SUPPLIED DATA:
▽
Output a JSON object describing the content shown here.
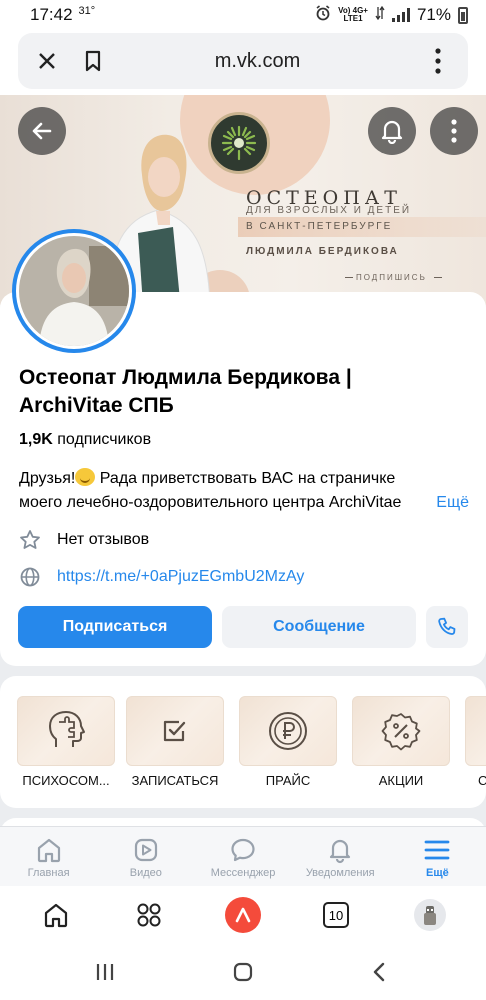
{
  "status_bar": {
    "time": "17:42",
    "temperature": "31°",
    "network_label": "Vo) 4G+\nLTE1",
    "battery": "71%"
  },
  "browser": {
    "url": "m.vk.com"
  },
  "cover": {
    "title": "ОСТЕОПАТ",
    "subtitle": "ДЛЯ ВЗРОСЛЫХ И ДЕТЕЙ",
    "location": "В САНКТ-ПЕТЕРБУРГЕ",
    "name": "ЛЮДМИЛА БЕРДИКОВА",
    "cta": "ПОДПИШИСЬ"
  },
  "profile": {
    "title": "Остеопат Людмила Бердикова | ArchiVitae СПБ",
    "followers_count": "1,9K",
    "followers_label": "подписчиков",
    "description_line1_before_emoji": "Друзья!",
    "description_line1_after_emoji": " Рада приветствовать ВАС на страничке",
    "description_line2": "моего лечебно-оздоровительного центра ArchiVitae",
    "more_label": "Ещё",
    "reviews": "Нет отзывов",
    "link": "https://t.me/+0aPjuzEGmbU2MzAy",
    "subscribe_button": "Подписаться",
    "message_button": "Сообщение"
  },
  "apps": [
    {
      "label": "ПСИХОСОМ...",
      "icon": "head-puzzle-icon"
    },
    {
      "label": "ЗАПИСАТЬСЯ",
      "icon": "checkbox-icon"
    },
    {
      "label": "ПРАЙС",
      "icon": "ruble-coin-icon"
    },
    {
      "label": "АКЦИИ",
      "icon": "percent-badge-icon"
    },
    {
      "label": "С",
      "icon": "app-tile-partial"
    }
  ],
  "tab_bar": {
    "items": [
      {
        "label": "Главная",
        "icon": "home-icon"
      },
      {
        "label": "Видео",
        "icon": "video-icon"
      },
      {
        "label": "Мессенджер",
        "icon": "messenger-icon"
      },
      {
        "label": "Уведомления",
        "icon": "bell-icon"
      },
      {
        "label": "Ещё",
        "icon": "menu-icon",
        "active": true
      }
    ]
  },
  "browser_toolbar": {
    "tabs_count": "10"
  },
  "colors": {
    "accent": "#2688eb",
    "cover_peach": "#f0d2bf",
    "alice_red": "#f44b3b"
  }
}
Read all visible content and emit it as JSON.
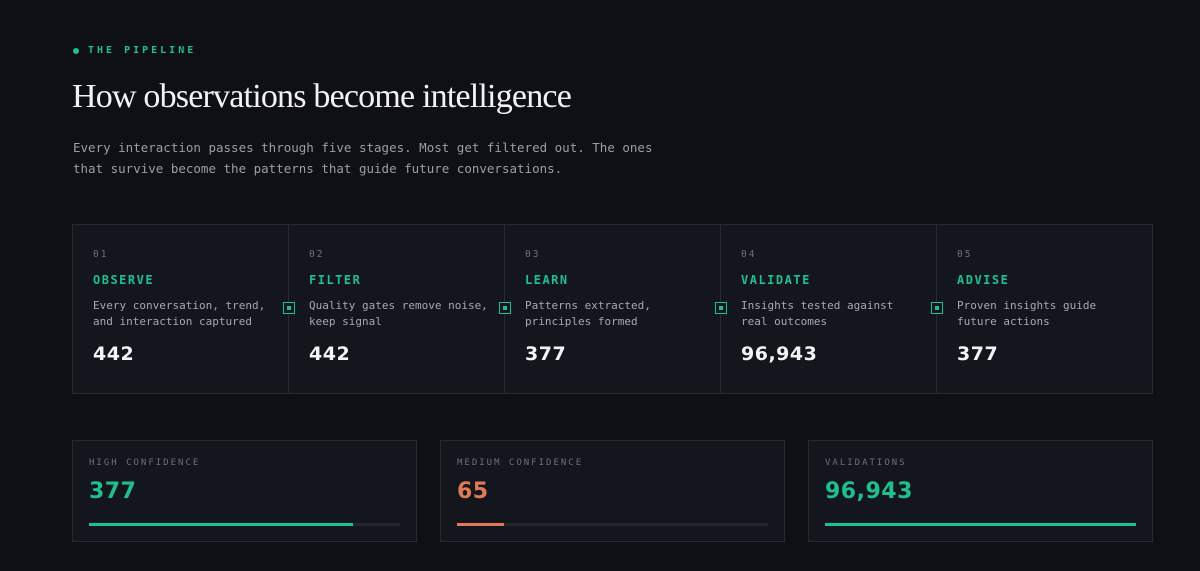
{
  "header": {
    "eyebrow": "THE PIPELINE",
    "title": "How observations become intelligence",
    "subtitle": "Every interaction passes through five stages. Most get filtered out. The ones that survive become the patterns that guide future conversations."
  },
  "stages": [
    {
      "num": "01",
      "name": "OBSERVE",
      "desc": "Every conversation, trend, and interaction captured",
      "value": "442"
    },
    {
      "num": "02",
      "name": "FILTER",
      "desc": "Quality gates remove noise, keep signal",
      "value": "442"
    },
    {
      "num": "03",
      "name": "LEARN",
      "desc": "Patterns extracted, principles formed",
      "value": "377"
    },
    {
      "num": "04",
      "name": "VALIDATE",
      "desc": "Insights tested against real outcomes",
      "value": "96,943"
    },
    {
      "num": "05",
      "name": "ADVISE",
      "desc": "Proven insights guide future actions",
      "value": "377"
    }
  ],
  "metrics": [
    {
      "label": "HIGH CONFIDENCE",
      "value": "377",
      "progress": 0.85,
      "color": "#1fbf8f"
    },
    {
      "label": "MEDIUM CONFIDENCE",
      "value": "65",
      "progress": 0.15,
      "color": "#e07a55"
    },
    {
      "label": "VALIDATIONS",
      "value": "96,943",
      "progress": 1.0,
      "color": "#1fbf8f"
    }
  ],
  "colors": {
    "accent": "#1fbf8f",
    "warning": "#e07a55",
    "background": "#0e1015",
    "panel": "#13161d"
  }
}
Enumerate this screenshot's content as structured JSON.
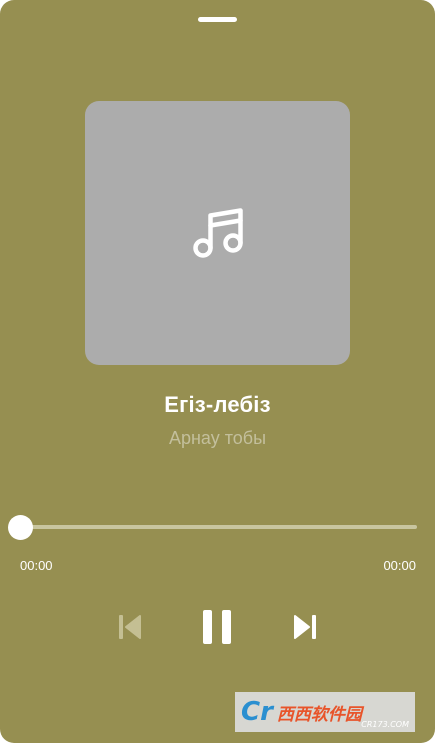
{
  "player": {
    "track_title": "Егіз-лебіз",
    "artist": "Арнау тобы",
    "elapsed": "00:00",
    "duration": "00:00",
    "progress": 0
  },
  "icons": {
    "artwork": "music-note-icon",
    "previous": "skip-previous-icon",
    "play_pause": "pause-icon",
    "next": "skip-next-icon"
  },
  "watermark": {
    "logo": "Cr",
    "text": "西西软件园",
    "sub": "CR173.COM"
  },
  "colors": {
    "background": "#968f51",
    "artwork_placeholder": "#acacac",
    "artist_text": "#c3bf9c",
    "track": "#c8c59f"
  }
}
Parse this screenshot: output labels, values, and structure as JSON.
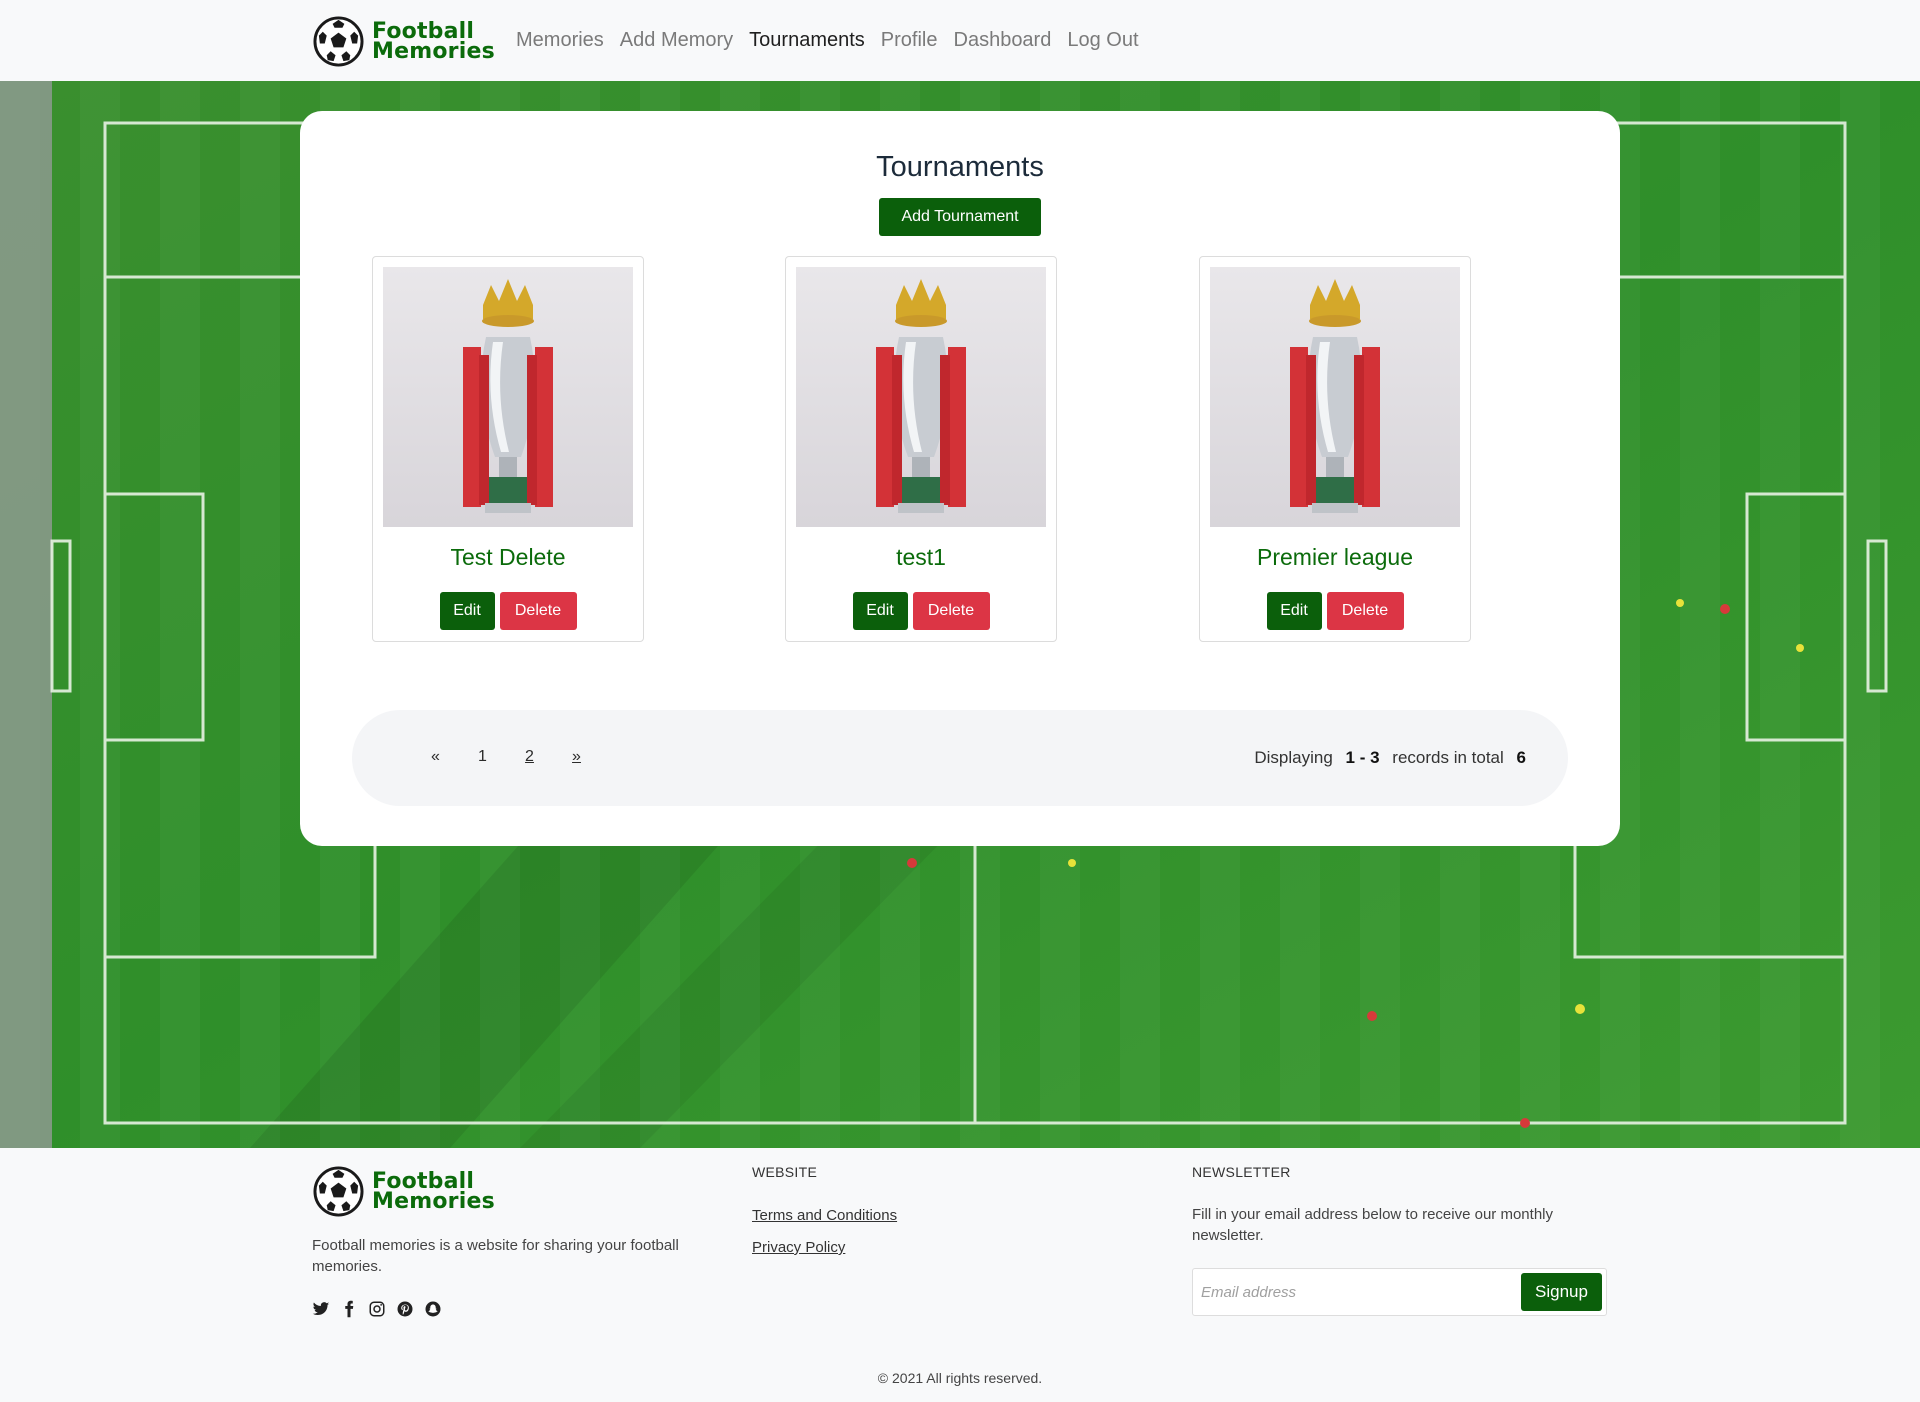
{
  "brand": {
    "line1": "Football",
    "line2": "Memories"
  },
  "nav": [
    {
      "label": "Memories",
      "active": false
    },
    {
      "label": "Add Memory",
      "active": false
    },
    {
      "label": "Tournaments",
      "active": true
    },
    {
      "label": "Profile",
      "active": false
    },
    {
      "label": "Dashboard",
      "active": false
    },
    {
      "label": "Log Out",
      "active": false
    }
  ],
  "main": {
    "title": "Tournaments",
    "add_button": "Add Tournament",
    "cards": [
      {
        "name": "Test Delete",
        "edit": "Edit",
        "delete": "Delete"
      },
      {
        "name": "test1",
        "edit": "Edit",
        "delete": "Delete"
      },
      {
        "name": "Premier league",
        "edit": "Edit",
        "delete": "Delete"
      }
    ]
  },
  "pagination": {
    "prev": "«",
    "pages": [
      "1",
      "2"
    ],
    "next": "»",
    "info_prefix": "Displaying",
    "range": "1 - 3",
    "info_middle": "records in total",
    "total": "6"
  },
  "footer": {
    "description": "Football memories is a website for sharing your football memories.",
    "website_heading": "WEBSITE",
    "links": [
      "Terms and Conditions",
      "Privacy Policy"
    ],
    "newsletter_heading": "NEWSLETTER",
    "newsletter_text": "Fill in your email address below to receive our monthly newsletter.",
    "email_placeholder": "Email address",
    "signup_label": "Signup",
    "social_icons": [
      "twitter-icon",
      "facebook-icon",
      "instagram-icon",
      "pinterest-icon",
      "snapchat-icon"
    ],
    "copyright": "© 2021 All rights reserved."
  },
  "colors": {
    "brand_green": "#0b6b0b",
    "button_green": "#0b5f0b",
    "delete_red": "#dc3545",
    "pitch_green": "#2f8f2a"
  }
}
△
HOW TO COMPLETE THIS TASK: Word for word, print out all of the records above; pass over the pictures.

WRITTEN REPLY:
Output a JSON object describing the content shown here.
{
  "status_bar": {
    "time": "17:42",
    "temperature": "31°",
    "network_label": "Vo) 4G+\nLTE1",
    "battery": "71%"
  },
  "browser": {
    "url": "m.vk.com"
  },
  "cover": {
    "title": "ОСТЕОПАТ",
    "subtitle": "ДЛЯ ВЗРОСЛЫХ И ДЕТЕЙ",
    "location": "В САНКТ-ПЕТЕРБУРГЕ",
    "name": "ЛЮДМИЛА БЕРДИКОВА",
    "cta": "ПОДПИШИСЬ"
  },
  "profile": {
    "title": "Остеопат Людмила Бердикова | ArchiVitae СПБ",
    "followers_count": "1,9K",
    "followers_label": "подписчиков",
    "description_line1_before_emoji": "Друзья!",
    "description_line1_after_emoji": " Рада приветствовать ВАС на страничке",
    "description_line2": "моего лечебно-оздоровительного центра ArchiVitae",
    "more_label": "Ещё",
    "reviews": "Нет отзывов",
    "link": "https://t.me/+0aPjuzEGmbU2MzAy",
    "subscribe_button": "Подписаться",
    "message_button": "Сообщение"
  },
  "apps": [
    {
      "label": "ПСИХОСОМ...",
      "icon": "head-puzzle-icon"
    },
    {
      "label": "ЗАПИСАТЬСЯ",
      "icon": "checkbox-icon"
    },
    {
      "label": "ПРАЙС",
      "icon": "ruble-coin-icon"
    },
    {
      "label": "АКЦИИ",
      "icon": "percent-badge-icon"
    },
    {
      "label": "С",
      "icon": "app-tile-partial"
    }
  ],
  "tab_bar": {
    "items": [
      {
        "label": "Главная",
        "icon": "home-icon"
      },
      {
        "label": "Видео",
        "icon": "video-icon"
      },
      {
        "label": "Мессенджер",
        "icon": "messenger-icon"
      },
      {
        "label": "Уведомления",
        "icon": "bell-icon"
      },
      {
        "label": "Ещё",
        "icon": "menu-icon",
        "active": true
      }
    ]
  },
  "browser_toolbar": {
    "tabs_count": "10"
  },
  "colors": {
    "accent": "#2688eb",
    "cover_peach": "#f0d2bf",
    "alice_red": "#f44b3b"
  }
}
Read all visible content and emit it as JSON.
{
  "header": {
    "eyebrow": "THE PIPELINE",
    "title": "How observations become intelligence",
    "subtitle": "Every interaction passes through five stages. Most get filtered out. The ones that survive become the patterns that guide future conversations."
  },
  "stages": [
    {
      "num": "01",
      "name": "OBSERVE",
      "desc": "Every conversation, trend, and interaction captured",
      "value": "442"
    },
    {
      "num": "02",
      "name": "FILTER",
      "desc": "Quality gates remove noise, keep signal",
      "value": "442"
    },
    {
      "num": "03",
      "name": "LEARN",
      "desc": "Patterns extracted, principles formed",
      "value": "377"
    },
    {
      "num": "04",
      "name": "VALIDATE",
      "desc": "Insights tested against real outcomes",
      "value": "96,943"
    },
    {
      "num": "05",
      "name": "ADVISE",
      "desc": "Proven insights guide future actions",
      "value": "377"
    }
  ],
  "metrics": [
    {
      "label": "HIGH CONFIDENCE",
      "value": "377",
      "progress": 0.85,
      "color": "#1fbf8f"
    },
    {
      "label": "MEDIUM CONFIDENCE",
      "value": "65",
      "progress": 0.15,
      "color": "#e07a55"
    },
    {
      "label": "VALIDATIONS",
      "value": "96,943",
      "progress": 1.0,
      "color": "#1fbf8f"
    }
  ],
  "colors": {
    "accent": "#1fbf8f",
    "warning": "#e07a55",
    "background": "#0e1015",
    "panel": "#13161d"
  }
}
Enumerate this screenshot's content as structured JSON.
{
  "player": {
    "track_title": "Егіз-лебіз",
    "artist": "Арнау тобы",
    "elapsed": "00:00",
    "duration": "00:00",
    "progress": 0
  },
  "icons": {
    "artwork": "music-note-icon",
    "previous": "skip-previous-icon",
    "play_pause": "pause-icon",
    "next": "skip-next-icon"
  },
  "watermark": {
    "logo": "Cr",
    "text": "西西软件园",
    "sub": "CR173.COM"
  },
  "colors": {
    "background": "#968f51",
    "artwork_placeholder": "#acacac",
    "artist_text": "#c3bf9c",
    "track": "#c8c59f"
  }
}
Parse this screenshot: output labels, values, and structure as JSON.
{
  "brand": {
    "line1": "Football",
    "line2": "Memories"
  },
  "nav": [
    {
      "label": "Memories",
      "active": false
    },
    {
      "label": "Add Memory",
      "active": false
    },
    {
      "label": "Tournaments",
      "active": true
    },
    {
      "label": "Profile",
      "active": false
    },
    {
      "label": "Dashboard",
      "active": false
    },
    {
      "label": "Log Out",
      "active": false
    }
  ],
  "main": {
    "title": "Tournaments",
    "add_button": "Add Tournament",
    "cards": [
      {
        "name": "Test Delete",
        "edit": "Edit",
        "delete": "Delete"
      },
      {
        "name": "test1",
        "edit": "Edit",
        "delete": "Delete"
      },
      {
        "name": "Premier league",
        "edit": "Edit",
        "delete": "Delete"
      }
    ]
  },
  "pagination": {
    "prev": "«",
    "pages": [
      "1",
      "2"
    ],
    "next": "»",
    "info_prefix": "Displaying",
    "range": "1 - 3",
    "info_middle": "records in total",
    "total": "6"
  },
  "footer": {
    "description": "Football memories is a website for sharing your football memories.",
    "website_heading": "WEBSITE",
    "links": [
      "Terms and Conditions",
      "Privacy Policy"
    ],
    "newsletter_heading": "NEWSLETTER",
    "newsletter_text": "Fill in your email address below to receive our monthly newsletter.",
    "email_placeholder": "Email address",
    "signup_label": "Signup",
    "social_icons": [
      "twitter-icon",
      "facebook-icon",
      "instagram-icon",
      "pinterest-icon",
      "snapchat-icon"
    ],
    "copyright": "© 2021 All rights reserved."
  },
  "colors": {
    "brand_green": "#0b6b0b",
    "button_green": "#0b5f0b",
    "delete_red": "#dc3545",
    "pitch_green": "#2f8f2a"
  }
}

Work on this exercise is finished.